People had their own bedrooms which all had an en-suite bathroom with either a shower or bath. There was a communal lounge, a dining room and kitchen, a conservatory and garden.

The service had a registered manager in place. The registered manager had another management role for the organisation. A registered manager is a person who has registered with the Care Quality Commission (CQC) to manage the service. Like registered providers, they are ‘registered persons’. Registered persons have legal responsibility for meeting the requirements in the Health and Social Care Act and associated Regulations about how the service is run.

When we completed our previous inspection in April 2016 there were concerns that not enough staff were present during the day to safely meet people’s needs. Since the last inspection, the provider and registered manager have worked with the local authority to determine safe staffing levels to address this breach of the regulation. We required the provider to complete an action plan to show what they would do and by when to address this concern. At this inspection, there were sufficient staff numbers during the day to support people in the home and to accompany people if they are going out. Our observations and staff rotas confirmed this. Due to increased complex needs of the people living at Cherrymead, the registered manager and the provider took steps to resolve this by increasing staff numbers at night. We confirmed that the provider had taken sufficient action to address the previous breach of Regulation.

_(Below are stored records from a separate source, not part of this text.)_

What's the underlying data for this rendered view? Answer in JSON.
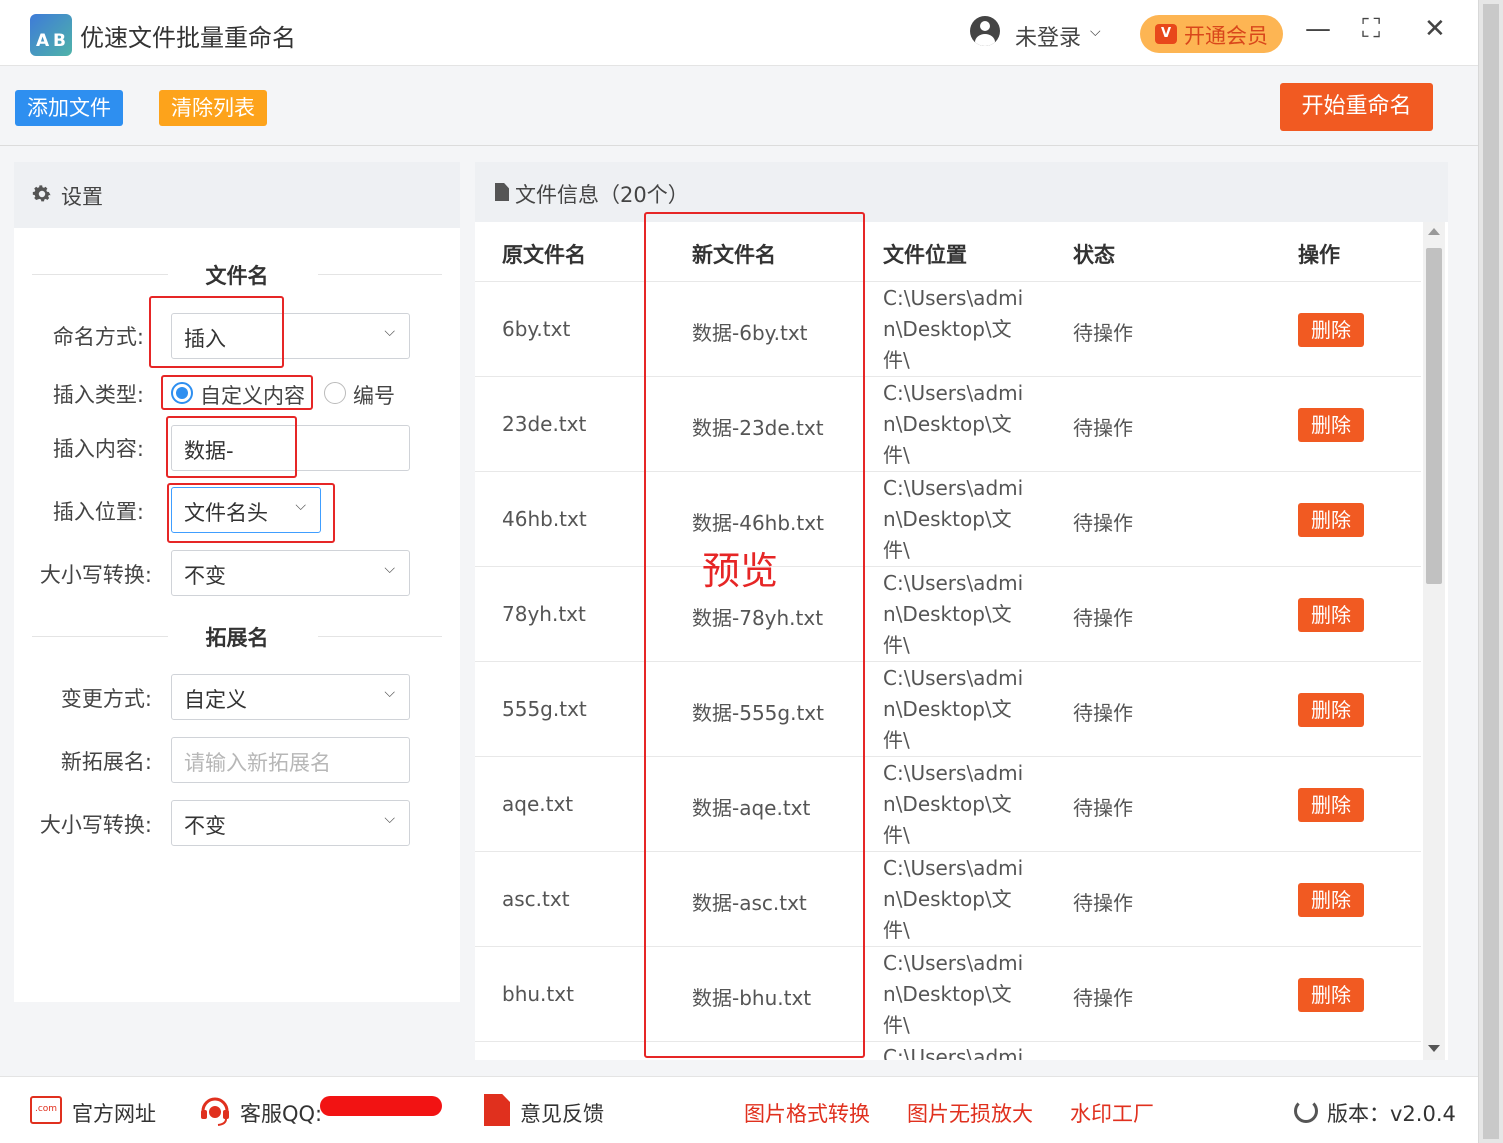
{
  "app": {
    "title": "优速文件批量重命名",
    "logo_left": "A",
    "logo_right": "B",
    "login": "未登录",
    "vip": "开通会员",
    "vip_icon": "V",
    "minimize": "—",
    "maximize": "⛶",
    "close": "✕"
  },
  "toolbar": {
    "add_label": "添加文件",
    "clear_label": "清除列表",
    "start_label": "开始重命名"
  },
  "settings": {
    "title": "设置",
    "filename_section": "文件名",
    "naming_mode_label": "命名方式:",
    "naming_mode_value": "插入",
    "insert_type_label": "插入类型:",
    "insert_type_custom": "自定义内容",
    "insert_type_number": "编号",
    "insert_content_label": "插入内容:",
    "insert_content_value": "数据-",
    "insert_position_label": "插入位置:",
    "insert_position_value": "文件名头",
    "case_label": "大小写转换:",
    "case_value": "不变",
    "ext_section": "拓展名",
    "ext_mode_label": "变更方式:",
    "ext_mode_value": "自定义",
    "new_ext_label": "新拓展名:",
    "new_ext_placeholder": "请输入新拓展名",
    "ext_case_label": "大小写转换:",
    "ext_case_value": "不变"
  },
  "files": {
    "title": "文件信息（20个）",
    "columns": [
      "原文件名",
      "新文件名",
      "文件位置",
      "状态",
      "操作"
    ],
    "preview_annotation": "预览",
    "rows": [
      {
        "orig": "6by.txt",
        "new": "数据-6by.txt",
        "loc1": "C:\\Users\\admi",
        "loc2": "n\\Desktop\\文",
        "loc3": "件\\",
        "status": "待操作",
        "action": "删除"
      },
      {
        "orig": "23de.txt",
        "new": "数据-23de.txt",
        "loc1": "C:\\Users\\admi",
        "loc2": "n\\Desktop\\文",
        "loc3": "件\\",
        "status": "待操作",
        "action": "删除"
      },
      {
        "orig": "46hb.txt",
        "new": "数据-46hb.txt",
        "loc1": "C:\\Users\\admi",
        "loc2": "n\\Desktop\\文",
        "loc3": "件\\",
        "status": "待操作",
        "action": "删除"
      },
      {
        "orig": "78yh.txt",
        "new": "数据-78yh.txt",
        "loc1": "C:\\Users\\admi",
        "loc2": "n\\Desktop\\文",
        "loc3": "件\\",
        "status": "待操作",
        "action": "删除"
      },
      {
        "orig": "555g.txt",
        "new": "数据-555g.txt",
        "loc1": "C:\\Users\\admi",
        "loc2": "n\\Desktop\\文",
        "loc3": "件\\",
        "status": "待操作",
        "action": "删除"
      },
      {
        "orig": "aqe.txt",
        "new": "数据-aqe.txt",
        "loc1": "C:\\Users\\admi",
        "loc2": "n\\Desktop\\文",
        "loc3": "件\\",
        "status": "待操作",
        "action": "删除"
      },
      {
        "orig": "asc.txt",
        "new": "数据-asc.txt",
        "loc1": "C:\\Users\\admi",
        "loc2": "n\\Desktop\\文",
        "loc3": "件\\",
        "status": "待操作",
        "action": "删除"
      },
      {
        "orig": "bhu.txt",
        "new": "数据-bhu.txt",
        "loc1": "C:\\Users\\admi",
        "loc2": "n\\Desktop\\文",
        "loc3": "件\\",
        "status": "待操作",
        "action": "删除"
      }
    ],
    "partial_loc": "C:\\Users\\admi"
  },
  "footer": {
    "website": "官方网址",
    "website_icon": ".com",
    "support": "客服QQ:",
    "feedback": "意见反馈",
    "convert": "图片格式转换",
    "enlarge": "图片无损放大",
    "watermark": "水印工厂",
    "version": "版本：v2.0.4"
  },
  "colors": {
    "primary_blue": "#2e8ff0",
    "clear_orange": "#fda31b",
    "start_red": "#f15a22",
    "annotation_red": "#e62626"
  }
}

Staff were well trained but training for some staff was not up to date. Audits were done to check the safety and quality of the service but, shortfalls we found in relation to training being out of date for some staff had not been identified.

People and relatives had opportunities to give their views on the services and this feedback was acted on.

The provider had a clear strategy to support the independence of the people. Staff encouraged and promoted independence. People were supported to have maximum choice and control of their lives and staff support them in the least restrictive way possible; the policies and systems in the home support this practice.

Staff had increased activities provided for people and supported people to go out. The registered manager had taken steps to vary and improve the menu offered.

We observed that staff and people knew each other well and were observed to be caring, patient and gave time for supportive and meaningful interactions.